JCM: It is the duty of the different cultural industries, and of the actors in the value chains within such industries, to provide the market with cultural goods efficiently and at affordable prices. If the links in those chains are unable to supply the demand in these conditions, consumers will choose other products or services, or will simply switch to pirated goods.
All of Colombian cultural industries must be able to face the challenges set by the access to their assets through the Internet. If companies don’t know how to adequately supply this trend in the consumption of cultural goods, they can face their own disappearance because market laws are severe and no one should stick to obsolete business models.
LO: Given the lack of venues for live shows in Bogota, will your Office take any measures and get involved?
JCM: It is not within our scope, but we are aware of the convenience of supplying the needs of the consumers in the growing market of live shows.
LO: What’s the greatest legacy of your predecessor, Mr. Zapata?
JCM: The country owes a lot to a public server like him, for having taken this Office to the important place in which it is today. I had the luck of learning from him, as his advisor, for many years, and I belong to one of several generations of copyright attorneys that were formed under his lead. If in any way we all can serve the cause of copyright rights in our country it is in big part due to the legacy and the example of Mr. Zapata.
LO: What’s the greatest challenge before such a legacy that you received from him?
JCM: To serve this cause with as much or more commitment as him. There are many challenges: to create the conditions so that in Colombia creators can live with dignity out of their work; to have consumers of cultural goods choose to purchase them legally at the request of their conscience; that the enforcement of these rights makes the commitment with their observance a reality; that Colombian cultural industries become successful in foreign markets; that collecting societies provide the market with licensing solutions efficiently and transparently; that the users of the works are respected in their capacity as beneficiaries of the copyright rights and their related rights. The challenge is to make Colombia a country of creators and for creators and the copyright rights are the best way to achieve this.
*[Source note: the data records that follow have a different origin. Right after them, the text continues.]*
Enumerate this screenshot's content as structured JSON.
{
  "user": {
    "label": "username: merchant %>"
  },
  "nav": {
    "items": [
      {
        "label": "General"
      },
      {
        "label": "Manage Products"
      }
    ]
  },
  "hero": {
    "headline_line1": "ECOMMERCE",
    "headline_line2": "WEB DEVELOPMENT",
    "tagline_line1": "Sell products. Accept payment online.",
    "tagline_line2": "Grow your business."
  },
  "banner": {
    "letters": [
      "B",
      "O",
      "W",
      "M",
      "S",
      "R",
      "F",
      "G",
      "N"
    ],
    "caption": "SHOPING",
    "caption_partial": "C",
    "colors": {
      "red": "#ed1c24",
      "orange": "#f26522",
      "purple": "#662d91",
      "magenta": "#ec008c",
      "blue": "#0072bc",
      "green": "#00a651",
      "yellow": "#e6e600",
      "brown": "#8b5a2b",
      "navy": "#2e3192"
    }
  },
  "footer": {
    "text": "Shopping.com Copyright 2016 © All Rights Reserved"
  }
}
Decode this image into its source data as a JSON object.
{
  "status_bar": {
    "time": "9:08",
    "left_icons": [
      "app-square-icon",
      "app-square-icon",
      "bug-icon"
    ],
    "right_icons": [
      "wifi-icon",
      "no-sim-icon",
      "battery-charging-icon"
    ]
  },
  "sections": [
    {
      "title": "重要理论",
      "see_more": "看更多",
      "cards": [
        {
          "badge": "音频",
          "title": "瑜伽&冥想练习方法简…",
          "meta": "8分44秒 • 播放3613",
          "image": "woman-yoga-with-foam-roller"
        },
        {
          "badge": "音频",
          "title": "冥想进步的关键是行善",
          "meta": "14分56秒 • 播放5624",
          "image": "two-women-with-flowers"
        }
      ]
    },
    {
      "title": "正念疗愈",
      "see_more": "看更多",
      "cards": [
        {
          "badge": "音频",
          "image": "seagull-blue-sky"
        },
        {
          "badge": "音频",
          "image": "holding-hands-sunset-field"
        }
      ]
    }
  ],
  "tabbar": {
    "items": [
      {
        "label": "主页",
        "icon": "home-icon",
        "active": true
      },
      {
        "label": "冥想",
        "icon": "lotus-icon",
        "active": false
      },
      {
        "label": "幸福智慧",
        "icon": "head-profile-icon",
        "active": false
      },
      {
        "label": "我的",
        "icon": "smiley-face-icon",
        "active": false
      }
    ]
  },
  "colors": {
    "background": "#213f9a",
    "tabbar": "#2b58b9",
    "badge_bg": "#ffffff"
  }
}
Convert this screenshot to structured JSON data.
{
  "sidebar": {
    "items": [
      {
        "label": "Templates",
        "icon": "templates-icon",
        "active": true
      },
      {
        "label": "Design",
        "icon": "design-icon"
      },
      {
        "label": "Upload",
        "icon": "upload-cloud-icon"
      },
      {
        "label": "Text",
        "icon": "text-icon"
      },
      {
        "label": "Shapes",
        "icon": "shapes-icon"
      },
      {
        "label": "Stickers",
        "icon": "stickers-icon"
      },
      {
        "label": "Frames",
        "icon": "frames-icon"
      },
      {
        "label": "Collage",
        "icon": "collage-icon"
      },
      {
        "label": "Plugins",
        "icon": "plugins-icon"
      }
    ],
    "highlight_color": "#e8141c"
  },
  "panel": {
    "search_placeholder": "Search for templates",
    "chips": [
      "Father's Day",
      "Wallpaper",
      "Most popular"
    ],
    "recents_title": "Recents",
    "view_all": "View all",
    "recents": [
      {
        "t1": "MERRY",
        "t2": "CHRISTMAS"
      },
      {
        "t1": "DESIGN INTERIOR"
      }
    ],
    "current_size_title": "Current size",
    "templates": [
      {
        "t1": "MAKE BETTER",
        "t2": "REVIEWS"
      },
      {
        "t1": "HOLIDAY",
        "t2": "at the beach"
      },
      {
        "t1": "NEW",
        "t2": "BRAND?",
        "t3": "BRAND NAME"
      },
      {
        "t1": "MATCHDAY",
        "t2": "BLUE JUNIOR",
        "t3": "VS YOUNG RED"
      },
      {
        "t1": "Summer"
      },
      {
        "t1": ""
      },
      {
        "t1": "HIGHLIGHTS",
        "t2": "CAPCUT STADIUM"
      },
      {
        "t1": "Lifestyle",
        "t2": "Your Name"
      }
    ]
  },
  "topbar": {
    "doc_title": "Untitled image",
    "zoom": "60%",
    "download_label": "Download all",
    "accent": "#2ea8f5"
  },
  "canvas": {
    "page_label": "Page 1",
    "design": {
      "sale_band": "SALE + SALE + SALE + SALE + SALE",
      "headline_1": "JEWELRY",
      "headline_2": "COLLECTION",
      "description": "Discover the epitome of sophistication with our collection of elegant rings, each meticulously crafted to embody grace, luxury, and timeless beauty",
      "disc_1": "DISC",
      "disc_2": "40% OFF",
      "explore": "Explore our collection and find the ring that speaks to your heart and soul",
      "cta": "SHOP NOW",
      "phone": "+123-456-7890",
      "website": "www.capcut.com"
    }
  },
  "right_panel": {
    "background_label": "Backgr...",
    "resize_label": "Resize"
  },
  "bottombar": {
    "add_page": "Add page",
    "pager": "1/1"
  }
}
Carlos S. Álvarez
blogladooscuro @ gmail.com
Nota: esta es mi propia traducción de la entrevista, que fue originalmente concedida en español. En su idioma original, como ya indiqué, la publicaré dentro de pocos días.